KeywordsPhysics, Astronomy and Astrophysics.
AdvisorWalker, Christopher K.
MetadataShow full item record
PublisherThe University of Arizona.
RightsCopyright © is held by the author. Digital access to this material is made possible by the University Libraries, University of Arizona. Further transmission, reproduction or presentation (such as public display or performance) of protected items is prohibited except with permission of the author.
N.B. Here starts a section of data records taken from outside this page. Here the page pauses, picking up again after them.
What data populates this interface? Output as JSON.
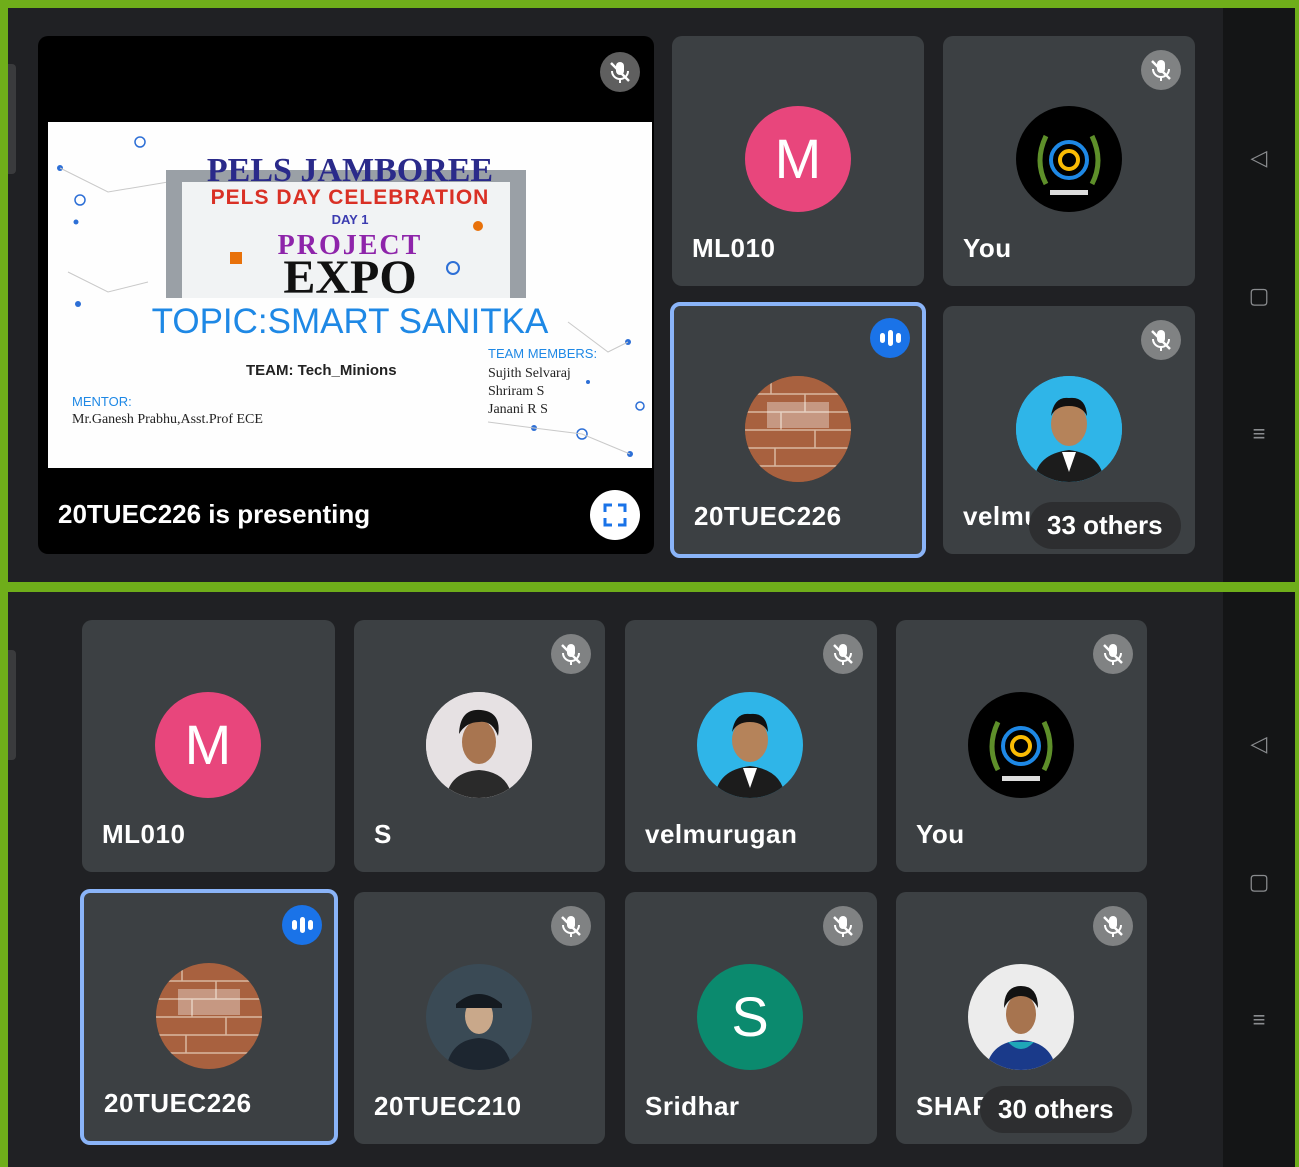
{
  "top": {
    "presentation": {
      "label": "20TUEC226 is presenting",
      "slide": {
        "title": "PELS JAMBOREE",
        "subtitle": "PELS DAY CELEBRATION",
        "day": "DAY 1",
        "project": "PROJECT",
        "expo": "EXPO",
        "topic": "TOPIC:SMART SANITKA",
        "team": "TEAM: Tech_Minions",
        "members_title": "TEAM MEMBERS:",
        "members": [
          "Sujith Selvaraj",
          "Shriram S",
          "Janani R S"
        ],
        "mentor_title": "MENTOR:",
        "mentor": "Mr.Ganesh Prabhu,Asst.Prof ECE"
      }
    },
    "tiles": [
      {
        "name": "ML010",
        "avatar_letter": "M",
        "avatar_color": "#e8467c"
      },
      {
        "name": "You",
        "avatar": "emblem-logo"
      },
      {
        "name": "20TUEC226",
        "avatar": "brick-wall-photo",
        "status": "speaking"
      },
      {
        "name": "velmu",
        "avatar": "person-photo"
      }
    ],
    "others": "33 others"
  },
  "bottom": {
    "tiles": [
      {
        "name": "ML010",
        "avatar_letter": "M",
        "avatar_color": "#e8467c"
      },
      {
        "name": "S",
        "avatar": "person-photo"
      },
      {
        "name": "velmurugan",
        "avatar": "person-photo"
      },
      {
        "name": "You",
        "avatar": "emblem-logo"
      },
      {
        "name": "20TUEC226",
        "avatar": "brick-wall-photo",
        "status": "speaking"
      },
      {
        "name": "20TUEC210",
        "avatar": "person-photo"
      },
      {
        "name": "Sridhar",
        "avatar_letter": "S",
        "avatar_color": "#0b8a6e"
      },
      {
        "name": "SHAR",
        "avatar": "person-photo"
      }
    ],
    "others": "30 others"
  },
  "colors": {
    "background": "#202124",
    "tile": "#3c4043",
    "active_border": "#8ab4f8",
    "speaking": "#1a73e8",
    "frame": "#6fae1a"
  }
}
AbstractThe sub-mm wave portion of the electromagnetic spectrum is on the frontier of both scientific and technical research in astrophysics. Being a relatively young field, scientific advancement is driven by advancements in detector technology. In this thesis, I discuss the design, construction, testing and deployment of two sub-mm wave heterodyne array receivers. Polestar is a 4 pixel (2 x 2) heterodyne array built for operation in the 810 GHz atmospheric window. It is in operation at the AST/RO telescope at the South Pole. This receiver has increased imaging speed in this band at AST/RO by a factor of ∼20 compared to previous receiver systems. DesertStar is a 7 pixel, hexagonally close packed heterodyne array receiver built to operate in the 345 GHz atmospheric window at the Heinrich Hertz Telescope in Arizona. This system will be a facility instrument at the telescope, and will increase mapping speed over the existing dual polarization single beam receiver at the telescope now by a factor of ∼16. Both these receiver systems enable scientific projects requiring large area imaging that were previously impossible. I also discuss two scientific applications of sub-mm wave receiver systems. We have used multiple telescopes to observe several mm, sub-mm transitions and continuum emission towards the R CrA molecular cloud core. Originally thought to be associated with high mass star formation, we find that the driving source behind the mm-wave emission is a low mass protostar. The close proximity of R CrA allows us to achieve high spatial resolution even with single dish mm-wave and sub-mm wave telescopes. With this resolution, we are able to disentangle the effects of infall, rotation and outflow motions. We also use vibrationally excited HCN emission to probe the protostellar accretion disk in a sample of nearby high and low mass protostars of varying ages. While these observations are difficult with single dish telescopes, we show the promise of the technique, and report results on 4 sources.
Degree ProgramGraduate College